* Requirement *
Search the entries for the word "bento" and return every line where it is found.

* Entries provided *
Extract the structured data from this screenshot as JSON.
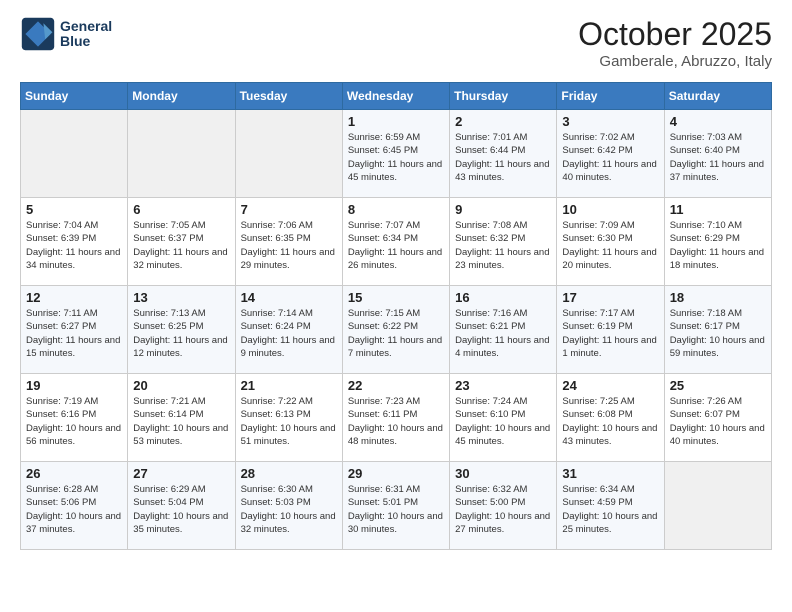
{
  "logo": {
    "line1": "General",
    "line2": "Blue"
  },
  "title": "October 2025",
  "location": "Gamberale, Abruzzo, Italy",
  "days_of_week": [
    "Sunday",
    "Monday",
    "Tuesday",
    "Wednesday",
    "Thursday",
    "Friday",
    "Saturday"
  ],
  "weeks": [
    [
      {
        "day": "",
        "info": ""
      },
      {
        "day": "",
        "info": ""
      },
      {
        "day": "",
        "info": ""
      },
      {
        "day": "1",
        "info": "Sunrise: 6:59 AM\nSunset: 6:45 PM\nDaylight: 11 hours and 45 minutes."
      },
      {
        "day": "2",
        "info": "Sunrise: 7:01 AM\nSunset: 6:44 PM\nDaylight: 11 hours and 43 minutes."
      },
      {
        "day": "3",
        "info": "Sunrise: 7:02 AM\nSunset: 6:42 PM\nDaylight: 11 hours and 40 minutes."
      },
      {
        "day": "4",
        "info": "Sunrise: 7:03 AM\nSunset: 6:40 PM\nDaylight: 11 hours and 37 minutes."
      }
    ],
    [
      {
        "day": "5",
        "info": "Sunrise: 7:04 AM\nSunset: 6:39 PM\nDaylight: 11 hours and 34 minutes."
      },
      {
        "day": "6",
        "info": "Sunrise: 7:05 AM\nSunset: 6:37 PM\nDaylight: 11 hours and 32 minutes."
      },
      {
        "day": "7",
        "info": "Sunrise: 7:06 AM\nSunset: 6:35 PM\nDaylight: 11 hours and 29 minutes."
      },
      {
        "day": "8",
        "info": "Sunrise: 7:07 AM\nSunset: 6:34 PM\nDaylight: 11 hours and 26 minutes."
      },
      {
        "day": "9",
        "info": "Sunrise: 7:08 AM\nSunset: 6:32 PM\nDaylight: 11 hours and 23 minutes."
      },
      {
        "day": "10",
        "info": "Sunrise: 7:09 AM\nSunset: 6:30 PM\nDaylight: 11 hours and 20 minutes."
      },
      {
        "day": "11",
        "info": "Sunrise: 7:10 AM\nSunset: 6:29 PM\nDaylight: 11 hours and 18 minutes."
      }
    ],
    [
      {
        "day": "12",
        "info": "Sunrise: 7:11 AM\nSunset: 6:27 PM\nDaylight: 11 hours and 15 minutes."
      },
      {
        "day": "13",
        "info": "Sunrise: 7:13 AM\nSunset: 6:25 PM\nDaylight: 11 hours and 12 minutes."
      },
      {
        "day": "14",
        "info": "Sunrise: 7:14 AM\nSunset: 6:24 PM\nDaylight: 11 hours and 9 minutes."
      },
      {
        "day": "15",
        "info": "Sunrise: 7:15 AM\nSunset: 6:22 PM\nDaylight: 11 hours and 7 minutes."
      },
      {
        "day": "16",
        "info": "Sunrise: 7:16 AM\nSunset: 6:21 PM\nDaylight: 11 hours and 4 minutes."
      },
      {
        "day": "17",
        "info": "Sunrise: 7:17 AM\nSunset: 6:19 PM\nDaylight: 11 hours and 1 minute."
      },
      {
        "day": "18",
        "info": "Sunrise: 7:18 AM\nSunset: 6:17 PM\nDaylight: 10 hours and 59 minutes."
      }
    ],
    [
      {
        "day": "19",
        "info": "Sunrise: 7:19 AM\nSunset: 6:16 PM\nDaylight: 10 hours and 56 minutes."
      },
      {
        "day": "20",
        "info": "Sunrise: 7:21 AM\nSunset: 6:14 PM\nDaylight: 10 hours and 53 minutes."
      },
      {
        "day": "21",
        "info": "Sunrise: 7:22 AM\nSunset: 6:13 PM\nDaylight: 10 hours and 51 minutes."
      },
      {
        "day": "22",
        "info": "Sunrise: 7:23 AM\nSunset: 6:11 PM\nDaylight: 10 hours and 48 minutes."
      },
      {
        "day": "23",
        "info": "Sunrise: 7:24 AM\nSunset: 6:10 PM\nDaylight: 10 hours and 45 minutes."
      },
      {
        "day": "24",
        "info": "Sunrise: 7:25 AM\nSunset: 6:08 PM\nDaylight: 10 hours and 43 minutes."
      },
      {
        "day": "25",
        "info": "Sunrise: 7:26 AM\nSunset: 6:07 PM\nDaylight: 10 hours and 40 minutes."
      }
    ],
    [
      {
        "day": "26",
        "info": "Sunrise: 6:28 AM\nSunset: 5:06 PM\nDaylight: 10 hours and 37 minutes."
      },
      {
        "day": "27",
        "info": "Sunrise: 6:29 AM\nSunset: 5:04 PM\nDaylight: 10 hours and 35 minutes."
      },
      {
        "day": "28",
        "info": "Sunrise: 6:30 AM\nSunset: 5:03 PM\nDaylight: 10 hours and 32 minutes."
      },
      {
        "day": "29",
        "info": "Sunrise: 6:31 AM\nSunset: 5:01 PM\nDaylight: 10 hours and 30 minutes."
      },
      {
        "day": "30",
        "info": "Sunrise: 6:32 AM\nSunset: 5:00 PM\nDaylight: 10 hours and 27 minutes."
      },
      {
        "day": "31",
        "info": "Sunrise: 6:34 AM\nSunset: 4:59 PM\nDaylight: 10 hours and 25 minutes."
      },
      {
        "day": "",
        "info": ""
      }
    ]
  ]
}
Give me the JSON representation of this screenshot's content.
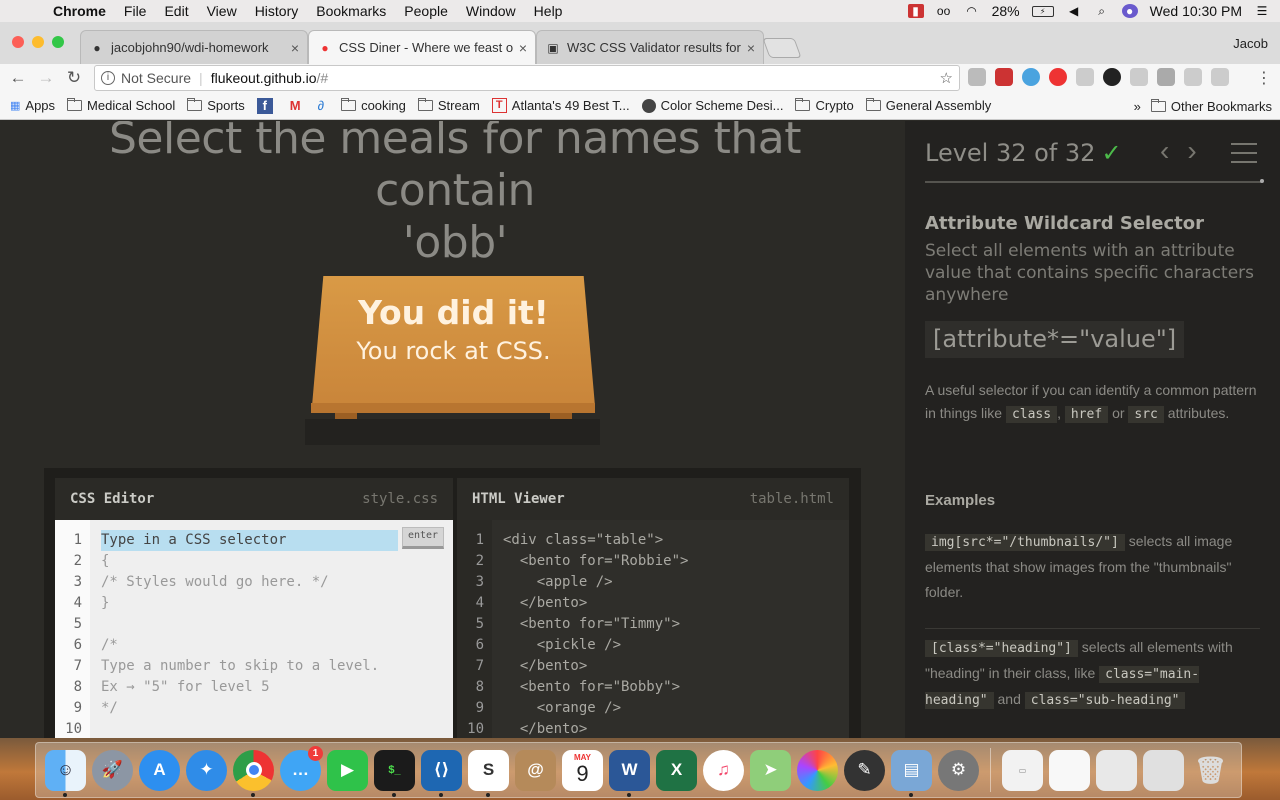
{
  "menubar": {
    "app": "Chrome",
    "items": [
      "File",
      "Edit",
      "View",
      "History",
      "Bookmarks",
      "People",
      "Window",
      "Help"
    ],
    "battery": "28%",
    "clock": "Wed 10:30 PM"
  },
  "tabs": [
    {
      "title": "jacobjohn90/wdi-homework"
    },
    {
      "title": "CSS Diner - Where we feast on"
    },
    {
      "title": "W3C CSS Validator results for"
    }
  ],
  "profile": "Jacob",
  "omnibox": {
    "security": "Not Secure",
    "separator": "|",
    "host": "flukeout.github.io",
    "path": "/#"
  },
  "bookmarks": {
    "items": [
      "Apps",
      "Medical School",
      "Sports",
      "cooking",
      "Stream",
      "Atlanta's 49 Best T...",
      "Color Scheme Desi...",
      "Crypto",
      "General Assembly"
    ],
    "overflow": "»",
    "other": "Other Bookmarks"
  },
  "game": {
    "order_line1": "Select the meals for names that contain",
    "order_line2": "'obb'",
    "win_line1": "You did it!",
    "win_line2": "You rock at CSS."
  },
  "css_editor": {
    "title": "CSS Editor",
    "file": "style.css",
    "enter_label": "enter",
    "line_numbers": [
      "1",
      "2",
      "3",
      "4",
      "5",
      "6",
      "7",
      "8",
      "9",
      "10"
    ],
    "input_placeholder": "Type in a CSS selector",
    "lines": [
      "{",
      "/* Styles would go here. */",
      "}",
      "",
      "/*",
      "Type a number to skip to a level.",
      "Ex → \"5\" for level 5",
      "*/",
      ""
    ]
  },
  "html_viewer": {
    "title": "HTML Viewer",
    "file": "table.html",
    "line_numbers": [
      "1",
      "2",
      "3",
      "4",
      "5",
      "6",
      "7",
      "8",
      "9",
      "10"
    ],
    "lines": [
      "<div class=\"table\">",
      "  <bento for=\"Robbie\">",
      "    <apple />",
      "  </bento>",
      "  <bento for=\"Timmy\">",
      "    <pickle />",
      "  </bento>",
      "  <bento for=\"Bobby\">",
      "    <orange />",
      "  </bento>"
    ]
  },
  "sidebar": {
    "level": "Level 32 of 32",
    "check": "✓",
    "title": "Attribute Wildcard Selector",
    "description": "Select all elements with an attribute value that contains specific characters anywhere",
    "syntax": "[attribute*=\"value\"]",
    "help_prefix": "A useful selector if you can identify a common pattern in things like",
    "help_code1": "class",
    "help_comma": ",",
    "help_code2": "href",
    "help_or": "or",
    "help_code3": "src",
    "help_suffix": "attributes.",
    "examples_title": "Examples",
    "ex1_code": "img[src*=\"/thumbnails/\"]",
    "ex1_text": "selects all image elements that show images from the \"thumbnails\" folder.",
    "ex2_code": "[class*=\"heading\"]",
    "ex2_text": "selects all elements with \"heading\" in their class, like",
    "ex2_code2": "class=\"main-heading\"",
    "ex2_and": "and",
    "ex2_code3": "class=\"sub-heading\""
  },
  "dock": {
    "messages_badge": "1",
    "calendar_month": "MAY",
    "calendar_day": "9",
    "icons": [
      "finder-icon",
      "launchpad-icon",
      "app-store-icon",
      "safari-icon",
      "chrome-icon",
      "messages-icon",
      "facetime-icon",
      "terminal-icon",
      "vscode-icon",
      "slack-icon",
      "contacts-icon",
      "calendar-icon",
      "word-icon",
      "excel-icon",
      "itunes-icon",
      "maps-icon",
      "photos-icon",
      "dictionary-icon",
      "preview-icon",
      "system-preferences-icon"
    ]
  }
}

* Answer to the exercise *
      "  <bento for=\"Robbie\">",
      "  </bento>",
      "  <bento for=\"Timmy\">",
      "  </bento>",
      "  <bento for=\"Bobby\">",
      "  </bento>"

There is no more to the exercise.